((
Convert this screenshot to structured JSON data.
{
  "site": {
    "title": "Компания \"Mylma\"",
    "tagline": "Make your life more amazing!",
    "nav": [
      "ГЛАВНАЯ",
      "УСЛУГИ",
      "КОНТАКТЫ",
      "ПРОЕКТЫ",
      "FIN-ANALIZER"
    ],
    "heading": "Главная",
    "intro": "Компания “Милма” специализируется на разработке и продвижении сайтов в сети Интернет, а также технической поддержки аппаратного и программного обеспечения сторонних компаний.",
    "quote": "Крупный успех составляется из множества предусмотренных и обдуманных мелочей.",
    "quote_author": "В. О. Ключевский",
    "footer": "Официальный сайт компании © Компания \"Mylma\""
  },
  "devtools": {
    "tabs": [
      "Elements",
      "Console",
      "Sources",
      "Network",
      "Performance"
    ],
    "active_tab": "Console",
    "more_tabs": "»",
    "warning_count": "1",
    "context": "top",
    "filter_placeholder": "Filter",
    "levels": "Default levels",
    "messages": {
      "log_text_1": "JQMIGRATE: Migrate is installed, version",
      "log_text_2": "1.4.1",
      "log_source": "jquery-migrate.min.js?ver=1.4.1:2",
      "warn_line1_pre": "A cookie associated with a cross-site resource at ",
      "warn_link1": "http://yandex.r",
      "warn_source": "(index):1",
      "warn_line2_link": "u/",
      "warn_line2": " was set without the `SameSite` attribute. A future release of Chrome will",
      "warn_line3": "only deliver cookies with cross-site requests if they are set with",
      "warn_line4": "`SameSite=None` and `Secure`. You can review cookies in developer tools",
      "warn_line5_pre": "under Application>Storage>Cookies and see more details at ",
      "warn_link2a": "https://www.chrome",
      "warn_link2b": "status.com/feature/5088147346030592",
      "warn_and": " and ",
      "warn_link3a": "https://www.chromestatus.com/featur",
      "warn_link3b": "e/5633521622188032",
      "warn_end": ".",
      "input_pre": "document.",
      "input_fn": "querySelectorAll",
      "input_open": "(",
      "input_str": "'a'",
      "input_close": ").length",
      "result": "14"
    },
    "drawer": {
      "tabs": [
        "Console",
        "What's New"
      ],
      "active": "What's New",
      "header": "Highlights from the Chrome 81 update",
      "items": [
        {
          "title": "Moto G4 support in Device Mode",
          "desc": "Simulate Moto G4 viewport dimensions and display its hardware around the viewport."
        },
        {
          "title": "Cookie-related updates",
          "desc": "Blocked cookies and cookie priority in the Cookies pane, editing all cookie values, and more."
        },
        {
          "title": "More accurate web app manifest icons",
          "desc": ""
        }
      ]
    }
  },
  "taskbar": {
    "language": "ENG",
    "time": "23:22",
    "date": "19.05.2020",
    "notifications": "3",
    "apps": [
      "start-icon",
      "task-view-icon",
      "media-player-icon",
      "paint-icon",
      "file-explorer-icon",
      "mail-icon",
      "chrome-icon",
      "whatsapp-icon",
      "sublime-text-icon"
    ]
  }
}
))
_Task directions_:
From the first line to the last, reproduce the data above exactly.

_Answer to the problem_:
Convert this screenshot to structured JSON data.
{
  "site": {
    "title": "Компания \"Mylma\"",
    "tagline": "Make your life more amazing!",
    "nav": [
      "ГЛАВНАЯ",
      "УСЛУГИ",
      "КОНТАКТЫ",
      "ПРОЕКТЫ",
      "FIN-ANALIZER"
    ],
    "heading": "Главная",
    "intro": "Компания “Милма” специализируется на разработке и продвижении сайтов в сети Интернет, а также технической поддержки аппаратного и программного обеспечения сторонних компаний.",
    "quote": "Крупный успех составляется из множества предусмотренных и обдуманных мелочей.",
    "quote_author": "В. О. Ключевский",
    "footer": "Официальный сайт компании © Компания \"Mylma\""
  },
  "devtools": {
    "tabs": [
      "Elements",
      "Console",
      "Sources",
      "Network",
      "Performance"
    ],
    "active_tab": "Console",
    "more_tabs": "»",
    "warning_count": "1",
    "context": "top",
    "filter_placeholder": "Filter",
    "levels": "Default levels",
    "messages": {
      "log_text_1": "JQMIGRATE: Migrate is installed, version",
      "log_text_2": "1.4.1",
      "log_source": "jquery-migrate.min.js?ver=1.4.1:2",
      "warn_line1_pre": "A cookie associated with a cross-site resource at ",
      "warn_link1": "http://yandex.r",
      "warn_source": "(index):1",
      "warn_line2_link": "u/",
      "warn_line2": " was set without the `SameSite` attribute. A future release of Chrome will",
      "warn_line3": "only deliver cookies with cross-site requests if they are set with",
      "warn_line4": "`SameSite=None` and `Secure`. You can review cookies in developer tools",
      "warn_line5_pre": "under Application>Storage>Cookies and see more details at ",
      "warn_link2a": "https://www.chrome",
      "warn_link2b": "status.com/feature/5088147346030592",
      "warn_and": " and ",
      "warn_link3a": "https://www.chromestatus.com/featur",
      "warn_link3b": "e/5633521622188032",
      "warn_end": ".",
      "input_pre": "document.",
      "input_fn": "querySelectorAll",
      "input_open": "(",
      "input_str": "'a'",
      "input_close": ").length",
      "result": "14"
    },
    "drawer": {
      "tabs": [
        "Console",
        "What's New"
      ],
      "active": "What's New",
      "header": "Highlights from the Chrome 81 update",
      "items": [
        {
          "title": "Moto G4 support in Device Mode",
          "desc": "Simulate Moto G4 viewport dimensions and display its hardware around the viewport."
        },
        {
          "title": "Cookie-related updates",
          "desc": "Blocked cookies and cookie priority in the Cookies pane, editing all cookie values, and more."
        },
        {
          "title": "More accurate web app manifest icons",
          "desc": ""
        }
      ]
    }
  },
  "taskbar": {
    "language": "ENG",
    "time": "23:22",
    "date": "19.05.2020",
    "notifications": "3",
    "apps": [
      "start-icon",
      "task-view-icon",
      "media-player-icon",
      "paint-icon",
      "file-explorer-icon",
      "mail-icon",
      "chrome-icon",
      "whatsapp-icon",
      "sublime-text-icon"
    ]
  }
}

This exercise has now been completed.